··· Supplied data
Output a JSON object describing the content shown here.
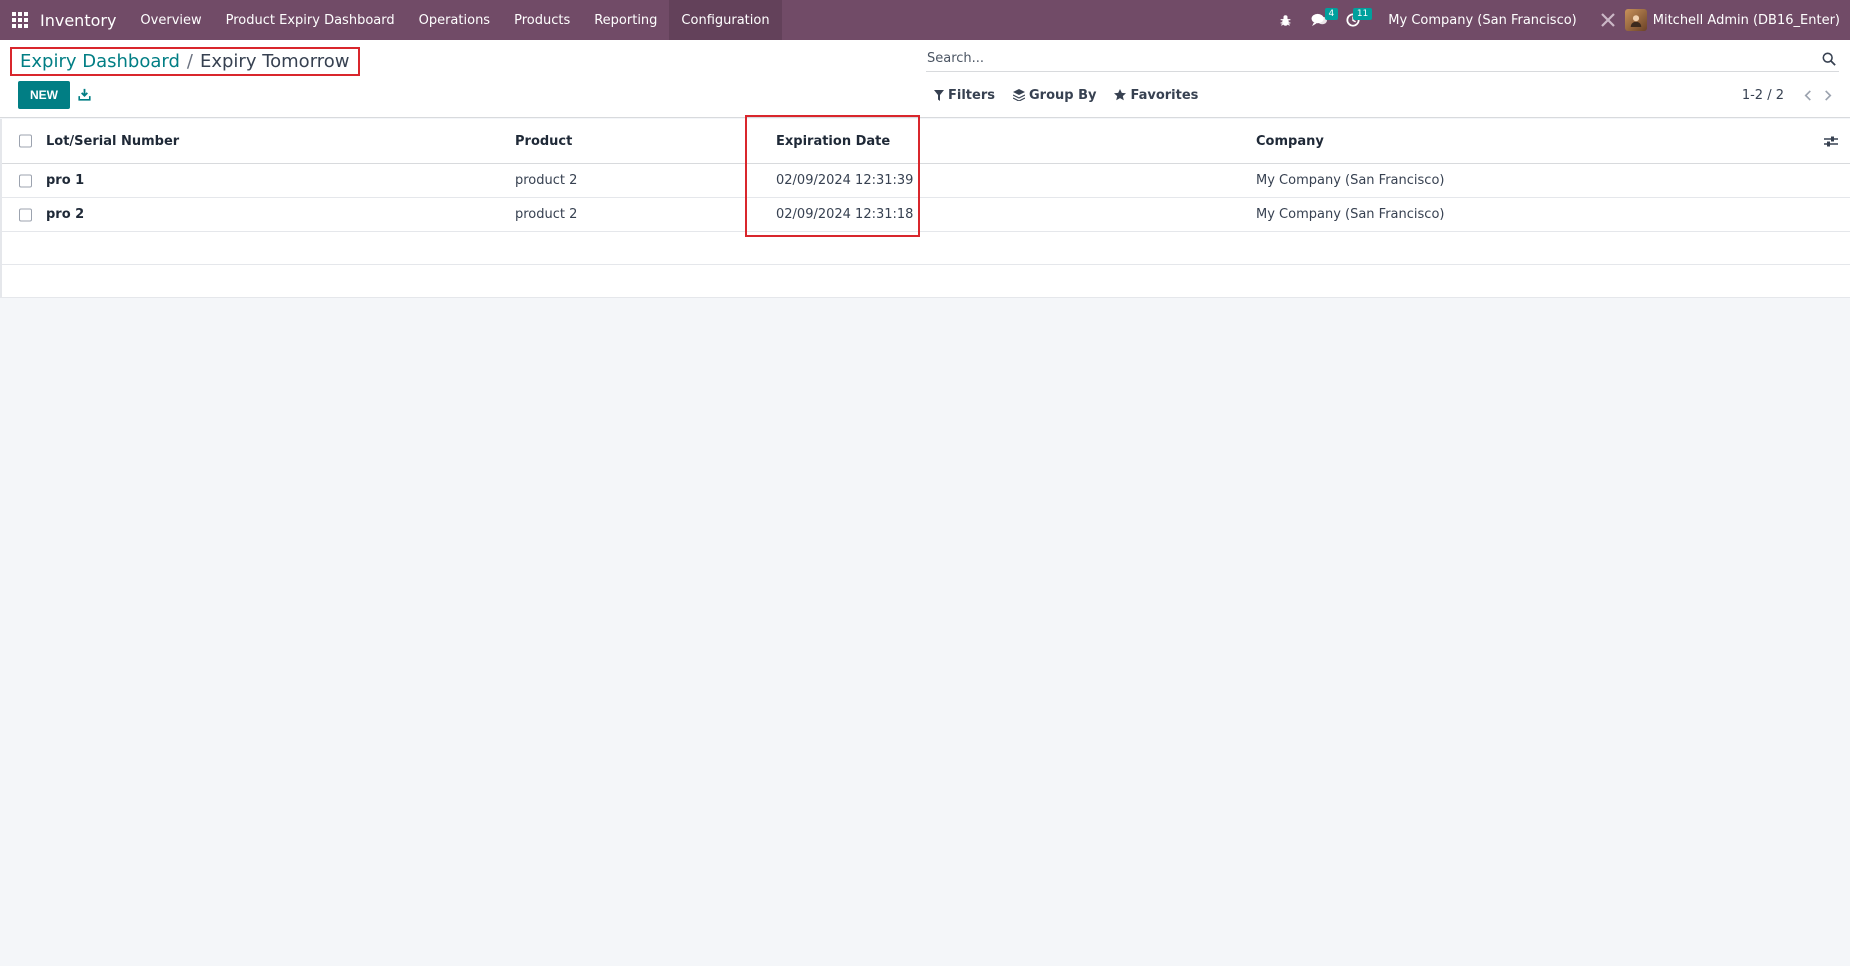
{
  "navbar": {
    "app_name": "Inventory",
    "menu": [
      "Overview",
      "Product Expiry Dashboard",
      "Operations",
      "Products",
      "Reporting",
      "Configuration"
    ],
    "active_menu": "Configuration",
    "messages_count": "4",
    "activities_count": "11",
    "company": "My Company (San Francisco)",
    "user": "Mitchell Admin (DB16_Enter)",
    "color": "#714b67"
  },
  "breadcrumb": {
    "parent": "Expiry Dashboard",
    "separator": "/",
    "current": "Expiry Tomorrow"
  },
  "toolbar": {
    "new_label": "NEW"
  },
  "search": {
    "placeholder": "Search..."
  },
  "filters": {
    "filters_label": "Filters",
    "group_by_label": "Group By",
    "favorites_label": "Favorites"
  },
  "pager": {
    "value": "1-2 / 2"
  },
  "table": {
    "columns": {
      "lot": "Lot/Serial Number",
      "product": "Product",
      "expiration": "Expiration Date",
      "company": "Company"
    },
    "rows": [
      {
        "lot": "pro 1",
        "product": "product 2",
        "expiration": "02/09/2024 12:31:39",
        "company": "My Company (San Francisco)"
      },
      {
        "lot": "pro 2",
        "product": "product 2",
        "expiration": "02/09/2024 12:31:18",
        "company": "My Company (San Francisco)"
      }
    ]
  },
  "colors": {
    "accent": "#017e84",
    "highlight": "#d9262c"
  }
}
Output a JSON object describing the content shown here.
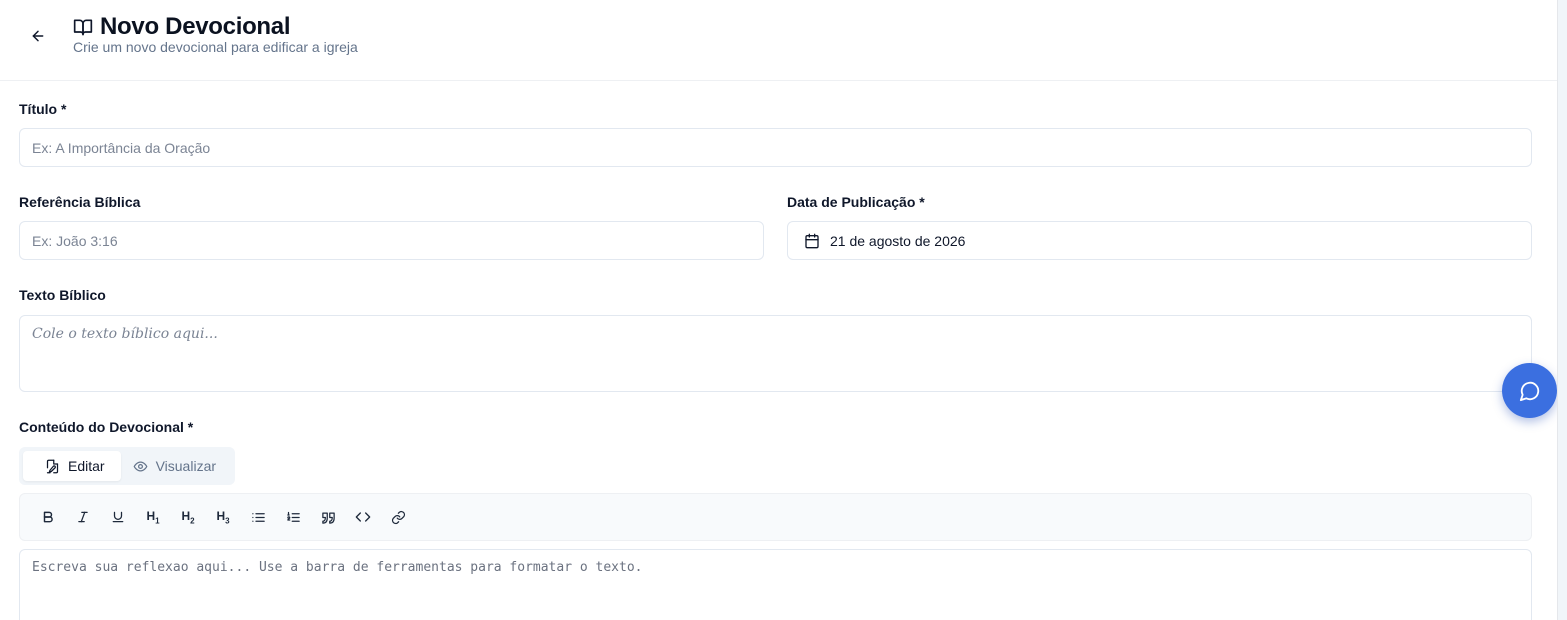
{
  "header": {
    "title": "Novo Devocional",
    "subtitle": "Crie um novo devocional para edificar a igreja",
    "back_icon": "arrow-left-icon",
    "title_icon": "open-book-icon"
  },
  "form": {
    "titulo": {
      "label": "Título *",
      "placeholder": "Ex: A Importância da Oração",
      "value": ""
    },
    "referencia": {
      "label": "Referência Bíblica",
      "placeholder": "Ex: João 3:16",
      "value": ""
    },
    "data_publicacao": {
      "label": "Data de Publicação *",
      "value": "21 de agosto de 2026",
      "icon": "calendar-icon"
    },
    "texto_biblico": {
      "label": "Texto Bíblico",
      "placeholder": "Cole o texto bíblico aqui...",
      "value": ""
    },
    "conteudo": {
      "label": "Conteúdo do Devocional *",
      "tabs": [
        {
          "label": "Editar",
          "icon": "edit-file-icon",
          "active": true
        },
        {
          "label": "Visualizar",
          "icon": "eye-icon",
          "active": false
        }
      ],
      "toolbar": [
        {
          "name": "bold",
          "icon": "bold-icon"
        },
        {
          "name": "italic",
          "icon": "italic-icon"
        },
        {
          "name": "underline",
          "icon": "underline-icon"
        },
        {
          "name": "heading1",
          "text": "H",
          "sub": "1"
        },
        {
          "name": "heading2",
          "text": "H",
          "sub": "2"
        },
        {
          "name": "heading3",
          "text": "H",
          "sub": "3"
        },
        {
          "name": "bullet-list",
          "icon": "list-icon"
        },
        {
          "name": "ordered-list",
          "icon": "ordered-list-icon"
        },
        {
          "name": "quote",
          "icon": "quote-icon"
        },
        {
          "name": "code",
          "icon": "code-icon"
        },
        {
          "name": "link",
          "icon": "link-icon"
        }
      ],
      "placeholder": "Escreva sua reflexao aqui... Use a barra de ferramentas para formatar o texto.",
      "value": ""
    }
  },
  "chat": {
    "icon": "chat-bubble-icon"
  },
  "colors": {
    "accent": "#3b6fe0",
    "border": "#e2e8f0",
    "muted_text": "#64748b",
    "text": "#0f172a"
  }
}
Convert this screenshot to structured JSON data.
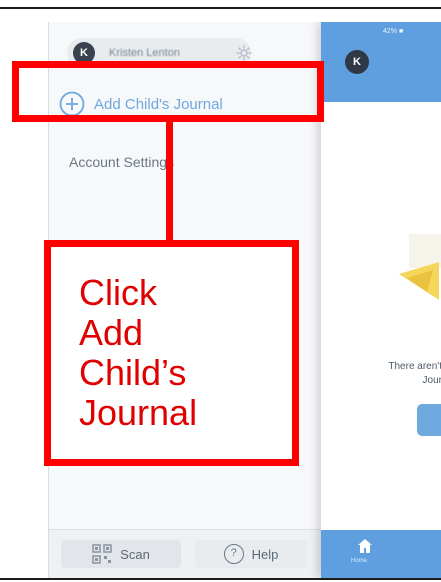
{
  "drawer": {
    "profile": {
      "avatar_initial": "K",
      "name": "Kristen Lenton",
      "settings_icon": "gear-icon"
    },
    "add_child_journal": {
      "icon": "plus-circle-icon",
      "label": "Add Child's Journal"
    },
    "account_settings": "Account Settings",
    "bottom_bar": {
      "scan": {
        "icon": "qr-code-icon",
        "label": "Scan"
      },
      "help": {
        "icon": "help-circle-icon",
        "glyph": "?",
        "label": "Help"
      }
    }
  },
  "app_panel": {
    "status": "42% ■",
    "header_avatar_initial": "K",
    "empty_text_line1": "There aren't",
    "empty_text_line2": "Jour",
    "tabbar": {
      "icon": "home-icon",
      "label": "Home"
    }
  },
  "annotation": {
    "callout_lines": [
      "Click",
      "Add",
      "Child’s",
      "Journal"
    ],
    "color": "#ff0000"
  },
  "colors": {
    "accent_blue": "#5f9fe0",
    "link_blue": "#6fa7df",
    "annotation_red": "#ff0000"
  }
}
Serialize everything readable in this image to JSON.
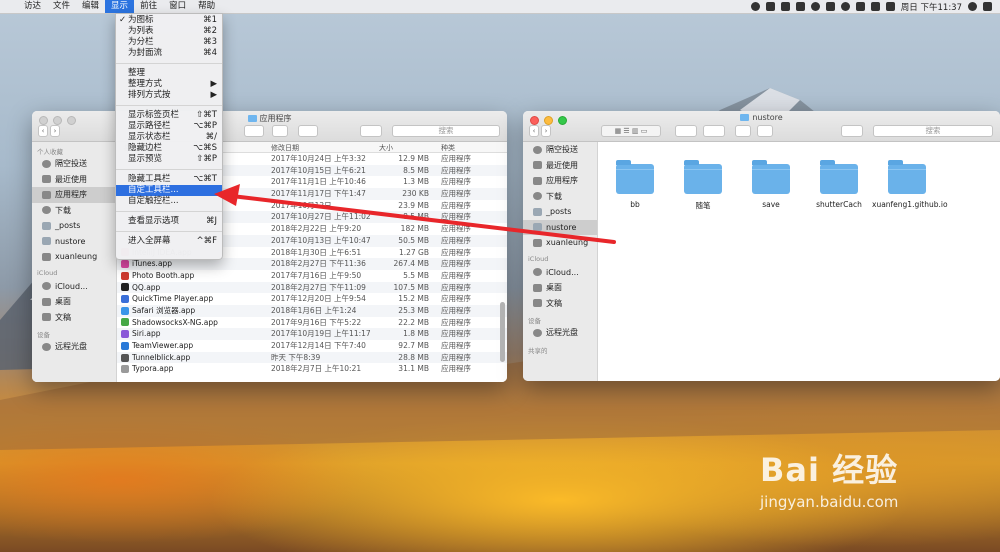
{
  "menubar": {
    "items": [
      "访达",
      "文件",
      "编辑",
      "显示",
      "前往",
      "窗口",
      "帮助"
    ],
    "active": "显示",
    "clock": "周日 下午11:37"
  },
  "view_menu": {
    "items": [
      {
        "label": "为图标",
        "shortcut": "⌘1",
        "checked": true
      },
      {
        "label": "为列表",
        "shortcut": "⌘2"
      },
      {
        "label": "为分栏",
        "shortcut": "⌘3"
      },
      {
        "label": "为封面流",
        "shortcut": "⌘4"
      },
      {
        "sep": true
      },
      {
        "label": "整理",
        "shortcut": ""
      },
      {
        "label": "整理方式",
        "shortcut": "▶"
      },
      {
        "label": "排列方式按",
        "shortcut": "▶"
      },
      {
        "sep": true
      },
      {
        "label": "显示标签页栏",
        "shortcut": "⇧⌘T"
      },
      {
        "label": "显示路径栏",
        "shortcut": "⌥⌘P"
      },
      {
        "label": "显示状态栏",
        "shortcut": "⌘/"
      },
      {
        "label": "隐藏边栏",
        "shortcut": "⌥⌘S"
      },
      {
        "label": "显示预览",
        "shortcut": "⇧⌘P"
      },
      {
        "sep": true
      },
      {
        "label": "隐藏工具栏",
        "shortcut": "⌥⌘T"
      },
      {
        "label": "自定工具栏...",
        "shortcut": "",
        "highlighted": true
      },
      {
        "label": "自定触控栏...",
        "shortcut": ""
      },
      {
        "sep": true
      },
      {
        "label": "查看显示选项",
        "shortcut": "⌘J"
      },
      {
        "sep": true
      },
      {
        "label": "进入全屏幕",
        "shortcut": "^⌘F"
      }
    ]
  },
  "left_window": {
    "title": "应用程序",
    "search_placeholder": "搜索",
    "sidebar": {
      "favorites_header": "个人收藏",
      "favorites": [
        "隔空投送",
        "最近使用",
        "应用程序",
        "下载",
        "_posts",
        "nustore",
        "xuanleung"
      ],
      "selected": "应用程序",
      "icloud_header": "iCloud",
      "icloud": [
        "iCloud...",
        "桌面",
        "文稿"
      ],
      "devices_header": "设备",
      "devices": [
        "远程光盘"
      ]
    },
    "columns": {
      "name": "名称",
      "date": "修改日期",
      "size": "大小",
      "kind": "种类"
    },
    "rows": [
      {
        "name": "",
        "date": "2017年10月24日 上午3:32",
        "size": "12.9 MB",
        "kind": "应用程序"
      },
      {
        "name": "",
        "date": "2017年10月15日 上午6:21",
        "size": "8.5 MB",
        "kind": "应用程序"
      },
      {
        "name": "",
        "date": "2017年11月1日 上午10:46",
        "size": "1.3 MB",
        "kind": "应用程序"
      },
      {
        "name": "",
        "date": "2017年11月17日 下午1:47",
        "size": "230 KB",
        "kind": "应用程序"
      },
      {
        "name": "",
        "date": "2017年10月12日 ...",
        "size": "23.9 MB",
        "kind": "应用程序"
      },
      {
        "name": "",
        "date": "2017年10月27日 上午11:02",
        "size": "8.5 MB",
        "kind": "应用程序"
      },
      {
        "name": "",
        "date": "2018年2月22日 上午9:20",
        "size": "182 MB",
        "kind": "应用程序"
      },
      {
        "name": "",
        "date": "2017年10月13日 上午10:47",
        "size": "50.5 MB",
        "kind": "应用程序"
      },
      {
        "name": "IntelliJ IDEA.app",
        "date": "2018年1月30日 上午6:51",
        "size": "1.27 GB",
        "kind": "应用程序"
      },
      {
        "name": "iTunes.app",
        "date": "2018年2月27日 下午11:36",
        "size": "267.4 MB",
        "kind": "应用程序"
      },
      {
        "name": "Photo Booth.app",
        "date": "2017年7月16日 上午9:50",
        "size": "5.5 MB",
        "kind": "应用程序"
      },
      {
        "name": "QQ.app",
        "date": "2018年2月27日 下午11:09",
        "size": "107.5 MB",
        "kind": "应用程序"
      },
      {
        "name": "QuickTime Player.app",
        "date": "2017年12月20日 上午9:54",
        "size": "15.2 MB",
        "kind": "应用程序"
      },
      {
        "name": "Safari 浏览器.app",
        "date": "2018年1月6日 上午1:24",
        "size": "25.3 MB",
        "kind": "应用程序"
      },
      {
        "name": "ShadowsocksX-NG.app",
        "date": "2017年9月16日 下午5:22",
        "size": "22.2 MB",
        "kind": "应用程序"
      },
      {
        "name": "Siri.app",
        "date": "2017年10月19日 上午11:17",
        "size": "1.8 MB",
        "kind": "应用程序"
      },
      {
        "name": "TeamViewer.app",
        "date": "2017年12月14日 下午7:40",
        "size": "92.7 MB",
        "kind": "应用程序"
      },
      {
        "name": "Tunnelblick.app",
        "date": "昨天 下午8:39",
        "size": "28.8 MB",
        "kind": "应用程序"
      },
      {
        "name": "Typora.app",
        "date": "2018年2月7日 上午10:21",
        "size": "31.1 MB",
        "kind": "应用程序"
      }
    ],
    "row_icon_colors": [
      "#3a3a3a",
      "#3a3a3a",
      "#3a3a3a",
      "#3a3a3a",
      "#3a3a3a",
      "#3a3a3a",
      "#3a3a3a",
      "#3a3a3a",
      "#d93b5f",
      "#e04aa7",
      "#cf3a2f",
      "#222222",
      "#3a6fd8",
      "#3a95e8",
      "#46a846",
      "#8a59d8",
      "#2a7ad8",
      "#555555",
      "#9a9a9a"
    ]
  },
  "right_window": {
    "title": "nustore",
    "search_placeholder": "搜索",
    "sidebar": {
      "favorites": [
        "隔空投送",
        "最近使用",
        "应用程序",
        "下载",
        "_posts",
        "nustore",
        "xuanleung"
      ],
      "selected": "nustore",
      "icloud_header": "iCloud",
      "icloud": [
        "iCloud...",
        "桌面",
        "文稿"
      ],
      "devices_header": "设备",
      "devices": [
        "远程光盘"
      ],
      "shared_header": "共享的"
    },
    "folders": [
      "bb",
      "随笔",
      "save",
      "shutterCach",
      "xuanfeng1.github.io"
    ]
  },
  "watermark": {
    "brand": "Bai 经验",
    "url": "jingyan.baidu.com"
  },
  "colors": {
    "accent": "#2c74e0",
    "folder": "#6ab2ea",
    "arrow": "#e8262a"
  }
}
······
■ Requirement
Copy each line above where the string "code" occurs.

■ Solution for this task
          "name": "code",
          "icon": "code-icon"
        "icon": "qr-code-icon",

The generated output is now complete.